◆ Problem to solve ◆
Could each entry below be written out exactly, with every picture dropped?

◆ Records to process ◆

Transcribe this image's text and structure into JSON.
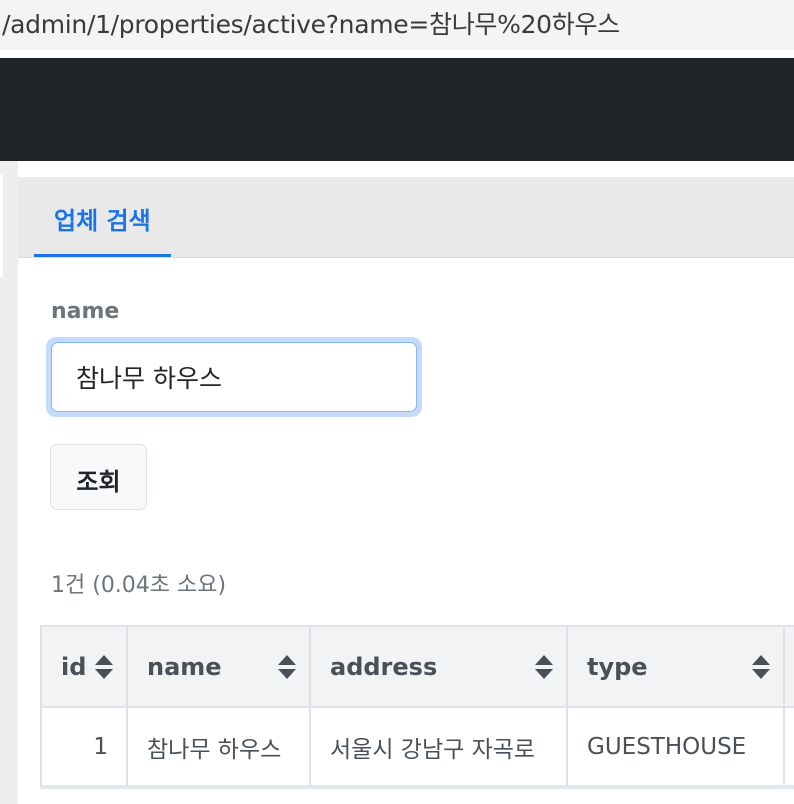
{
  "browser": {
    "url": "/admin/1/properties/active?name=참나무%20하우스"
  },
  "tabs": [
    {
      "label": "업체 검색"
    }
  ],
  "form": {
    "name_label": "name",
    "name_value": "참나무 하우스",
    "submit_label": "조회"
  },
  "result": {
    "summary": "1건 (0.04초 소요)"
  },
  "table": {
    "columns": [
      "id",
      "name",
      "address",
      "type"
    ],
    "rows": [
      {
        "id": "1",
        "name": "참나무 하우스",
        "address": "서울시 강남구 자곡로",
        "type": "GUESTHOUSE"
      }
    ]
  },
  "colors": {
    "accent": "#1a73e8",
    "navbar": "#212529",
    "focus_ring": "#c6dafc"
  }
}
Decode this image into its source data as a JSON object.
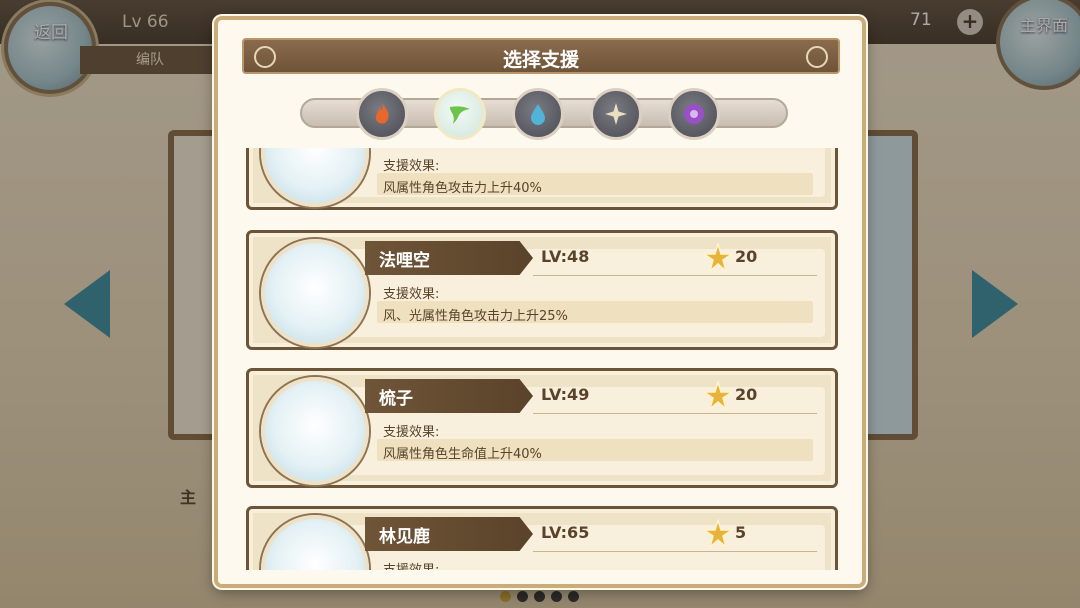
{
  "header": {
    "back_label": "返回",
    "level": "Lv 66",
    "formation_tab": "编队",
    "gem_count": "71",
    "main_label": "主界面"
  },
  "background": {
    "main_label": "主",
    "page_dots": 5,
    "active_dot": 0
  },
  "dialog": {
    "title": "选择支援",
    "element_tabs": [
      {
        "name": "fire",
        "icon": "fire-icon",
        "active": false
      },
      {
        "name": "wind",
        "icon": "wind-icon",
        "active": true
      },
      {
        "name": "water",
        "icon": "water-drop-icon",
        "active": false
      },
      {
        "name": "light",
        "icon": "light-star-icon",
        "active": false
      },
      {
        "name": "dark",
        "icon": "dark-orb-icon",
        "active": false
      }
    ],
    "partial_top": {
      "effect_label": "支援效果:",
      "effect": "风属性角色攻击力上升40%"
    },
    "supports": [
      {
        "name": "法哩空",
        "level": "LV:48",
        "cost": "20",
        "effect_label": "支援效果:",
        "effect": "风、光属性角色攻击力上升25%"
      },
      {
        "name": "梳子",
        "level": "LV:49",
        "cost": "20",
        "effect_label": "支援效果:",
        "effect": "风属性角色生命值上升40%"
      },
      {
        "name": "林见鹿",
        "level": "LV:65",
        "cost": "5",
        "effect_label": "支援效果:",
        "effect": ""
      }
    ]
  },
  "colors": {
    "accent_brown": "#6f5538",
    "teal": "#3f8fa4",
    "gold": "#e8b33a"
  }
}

◆ Answer to this task ◆
Transcribe this image's text and structure into JSON.
{
  "browser": {
    "url": "/admin/1/properties/active?name=참나무%20하우스"
  },
  "tabs": [
    {
      "label": "업체 검색"
    }
  ],
  "form": {
    "name_label": "name",
    "name_value": "참나무 하우스",
    "submit_label": "조회"
  },
  "result": {
    "summary": "1건 (0.04초 소요)"
  },
  "table": {
    "columns": [
      "id",
      "name",
      "address",
      "type"
    ],
    "rows": [
      {
        "id": "1",
        "name": "참나무 하우스",
        "address": "서울시 강남구 자곡로",
        "type": "GUESTHOUSE"
      }
    ]
  },
  "colors": {
    "accent": "#1a73e8",
    "navbar": "#212529",
    "focus_ring": "#c6dafc"
  }
}
Decode this image into its source data as a JSON object.
{
  "header": {
    "back_label": "返回",
    "level": "Lv 66",
    "formation_tab": "编队",
    "gem_count": "71",
    "main_label": "主界面"
  },
  "background": {
    "main_label": "主",
    "page_dots": 5,
    "active_dot": 0
  },
  "dialog": {
    "title": "选择支援",
    "element_tabs": [
      {
        "name": "fire",
        "icon": "fire-icon",
        "active": false
      },
      {
        "name": "wind",
        "icon": "wind-icon",
        "active": true
      },
      {
        "name": "water",
        "icon": "water-drop-icon",
        "active": false
      },
      {
        "name": "light",
        "icon": "light-star-icon",
        "active": false
      },
      {
        "name": "dark",
        "icon": "dark-orb-icon",
        "active": false
      }
    ],
    "partial_top": {
      "effect_label": "支援效果:",
      "effect": "风属性角色攻击力上升40%"
    },
    "supports": [
      {
        "name": "法哩空",
        "level": "LV:48",
        "cost": "20",
        "effect_label": "支援效果:",
        "effect": "风、光属性角色攻击力上升25%"
      },
      {
        "name": "梳子",
        "level": "LV:49",
        "cost": "20",
        "effect_label": "支援效果:",
        "effect": "风属性角色生命值上升40%"
      },
      {
        "name": "林见鹿",
        "level": "LV:65",
        "cost": "5",
        "effect_label": "支援效果:",
        "effect": ""
      }
    ]
  },
  "colors": {
    "accent_brown": "#6f5538",
    "teal": "#3f8fa4",
    "gold": "#e8b33a"
  }
}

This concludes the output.